In 1950, roughly 3% of U.S. GDP came from the financial sector.
These days it is well over 8%.
An astonishing number of college graduates, some of the best and brightest with many from science and engineering, now end up on Wall Street.
Here's just one example according to this New York Times article:
In 2007, 29 percent of M.I.T. grads went to Wall Street rather than Silicon Valley, at far higher wages, a disparity that continued even after the financial crisis.
Below are more excerpts from articles that describe the "brain drain" problem and what some are doing about it.
Stanford Daily: Stop the Wall Street Recruitment
As the financial industry's profits have increasingly come from complex financial products...its demand has steadily grown for graduates with technical degrees. In 2006, the securities and commodity exchange sector employed a larger portion of scientists and engineers than semiconductor manufacturing, pharmaceuticals and telecommunications.
The result has been a major reallocation of top talent into financial sector jobs, many of which are "socially useless," as the chairman of the United Kingdom's Financial Services Authority put it.
Some students are taking on the matter themselves.
Los Angeles Times: Getting brilliant Students to seek jobs beyond Wall Street
"The best minds of my generation are using their brainpower in ways that will not make society's problems better, and could make them worse," said Andrew Lohse, a senior at Dartmouth.
Lohse and students at Yale, Harvard and Stanford have recently written articles in their campus papers calling attention to the issue. And a new national campaign called Stop the Brain Drain is gathering signatures from students online and pushing for a change in recruiting practices on campus.
An op-ed on why the system nearly collapsed.
New York Times: Wall Street Smarts
"Smart guys had started going to Wall Street."
"Did you ever hear the word 'derivatives'? Do you think our guys could have invented, say, credit default swaps? Give me a break! They couldn't have done the math."
"When the smart guys started this business of securitizing things that didn't even exist in the first place, who was running the firms they worked for? Our guys! The lower third of the class! Guys who didn't have the foggiest notion of what a credit default swap was. All our guys knew was that they were getting disgustingly rich, and they had gotten to like that. All of that easy money had eaten away at their sense of enoughness."
It shouldn't be surprising why people go to Wall Street. The reason is straightforward enough. Incentives. How many students with substantial college debt would not find a $ 7,839/month internship ($ 94,000 annualized) tempting? The talent drain won't stop until the incentives have materially changed.
Finally, the Kaufmann Foundation has been studying the impact of this science and engineering talent drain on entrepreneurship.
Kauffman Foundation: Financialization and Its Entrepreneurial Consequences

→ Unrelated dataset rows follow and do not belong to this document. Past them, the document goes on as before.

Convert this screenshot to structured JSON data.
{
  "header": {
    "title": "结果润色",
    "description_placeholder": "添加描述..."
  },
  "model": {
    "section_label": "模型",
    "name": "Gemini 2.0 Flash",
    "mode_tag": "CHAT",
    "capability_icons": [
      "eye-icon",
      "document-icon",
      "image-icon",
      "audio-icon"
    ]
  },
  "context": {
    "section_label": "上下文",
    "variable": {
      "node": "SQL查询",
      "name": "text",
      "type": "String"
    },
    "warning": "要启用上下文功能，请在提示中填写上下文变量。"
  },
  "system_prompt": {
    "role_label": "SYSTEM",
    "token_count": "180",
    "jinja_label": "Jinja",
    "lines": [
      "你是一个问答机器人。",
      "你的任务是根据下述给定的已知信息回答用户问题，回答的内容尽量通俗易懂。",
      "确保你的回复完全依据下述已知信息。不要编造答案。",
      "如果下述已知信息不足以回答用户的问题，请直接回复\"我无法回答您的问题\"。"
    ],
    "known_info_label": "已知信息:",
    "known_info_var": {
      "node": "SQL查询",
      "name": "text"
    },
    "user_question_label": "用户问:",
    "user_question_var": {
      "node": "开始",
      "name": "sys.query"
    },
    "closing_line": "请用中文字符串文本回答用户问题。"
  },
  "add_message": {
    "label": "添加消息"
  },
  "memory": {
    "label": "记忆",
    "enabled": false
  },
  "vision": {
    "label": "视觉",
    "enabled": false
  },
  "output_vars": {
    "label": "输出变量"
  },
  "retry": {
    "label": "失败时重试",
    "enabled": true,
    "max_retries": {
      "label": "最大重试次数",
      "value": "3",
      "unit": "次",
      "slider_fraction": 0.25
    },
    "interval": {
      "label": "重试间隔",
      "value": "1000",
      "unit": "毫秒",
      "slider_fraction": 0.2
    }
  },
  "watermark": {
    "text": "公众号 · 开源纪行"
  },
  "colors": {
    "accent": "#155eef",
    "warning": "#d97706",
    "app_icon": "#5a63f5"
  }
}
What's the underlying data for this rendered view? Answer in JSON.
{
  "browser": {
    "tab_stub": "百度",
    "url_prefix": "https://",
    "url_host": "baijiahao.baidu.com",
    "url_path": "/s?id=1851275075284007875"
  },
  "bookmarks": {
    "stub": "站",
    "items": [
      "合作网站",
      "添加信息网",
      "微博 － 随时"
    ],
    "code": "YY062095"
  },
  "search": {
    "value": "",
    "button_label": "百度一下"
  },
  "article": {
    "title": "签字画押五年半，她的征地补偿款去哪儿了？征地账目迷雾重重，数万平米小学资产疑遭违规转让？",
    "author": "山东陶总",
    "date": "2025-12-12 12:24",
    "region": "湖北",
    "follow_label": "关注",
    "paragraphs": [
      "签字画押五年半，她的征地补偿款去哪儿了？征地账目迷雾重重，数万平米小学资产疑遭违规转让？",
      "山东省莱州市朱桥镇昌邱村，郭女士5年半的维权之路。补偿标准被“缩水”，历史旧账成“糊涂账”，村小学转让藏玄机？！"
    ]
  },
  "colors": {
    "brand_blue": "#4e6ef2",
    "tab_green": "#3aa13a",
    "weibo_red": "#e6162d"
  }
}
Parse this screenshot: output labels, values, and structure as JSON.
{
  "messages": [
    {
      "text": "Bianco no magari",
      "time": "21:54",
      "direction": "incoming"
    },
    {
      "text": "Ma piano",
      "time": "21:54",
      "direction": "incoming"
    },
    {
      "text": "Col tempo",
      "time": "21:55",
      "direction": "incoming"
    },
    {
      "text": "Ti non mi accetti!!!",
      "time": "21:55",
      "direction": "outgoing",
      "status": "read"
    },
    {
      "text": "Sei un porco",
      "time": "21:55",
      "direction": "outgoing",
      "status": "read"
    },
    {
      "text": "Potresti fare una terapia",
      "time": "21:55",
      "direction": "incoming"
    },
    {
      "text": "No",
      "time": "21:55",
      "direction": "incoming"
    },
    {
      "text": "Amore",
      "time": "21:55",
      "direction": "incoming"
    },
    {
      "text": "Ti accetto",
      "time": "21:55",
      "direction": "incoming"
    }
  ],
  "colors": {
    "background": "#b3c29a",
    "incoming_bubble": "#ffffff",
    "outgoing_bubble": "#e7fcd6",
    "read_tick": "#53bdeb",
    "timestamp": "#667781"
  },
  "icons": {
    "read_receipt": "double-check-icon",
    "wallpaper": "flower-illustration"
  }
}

...to pretend that we can have widespread entrepreneurial capitalism in the absence of a significant and active financial services sector—is to be fanciful. At the same time, however, financial services and entrepreneurial ventures compete in the economy for many of the same employees. Given that the social returns from entrepreneurial efforts generally are higher...this can be a source of allocative inefficiency in the economy, one with potentially material consequences.
Most frictional costs are explicit and measurable. I write about the importance of developing an approach to investing that reduces frictional costs. In the narrow context of producing successful long run investor returns it is a crucial factor.
Newton's 4th Law.
Yet, in a broader context, the more important frictional cost to society may be, though much harder to measure, all this "allocative inefficiency".
This site does not provide investing recommendations as that comes down to individual circumstances. Instead, it is for generalized informational, educational, and entertainment purposes. Visitors should always do their own research and consult, as needed, with a financial adviser that's familiar with the individual circumstances before making any investment decisions. Bottom line: The opinions found here should never be considered specific individualized investment advice and are never a recommendation to buy or sell anything.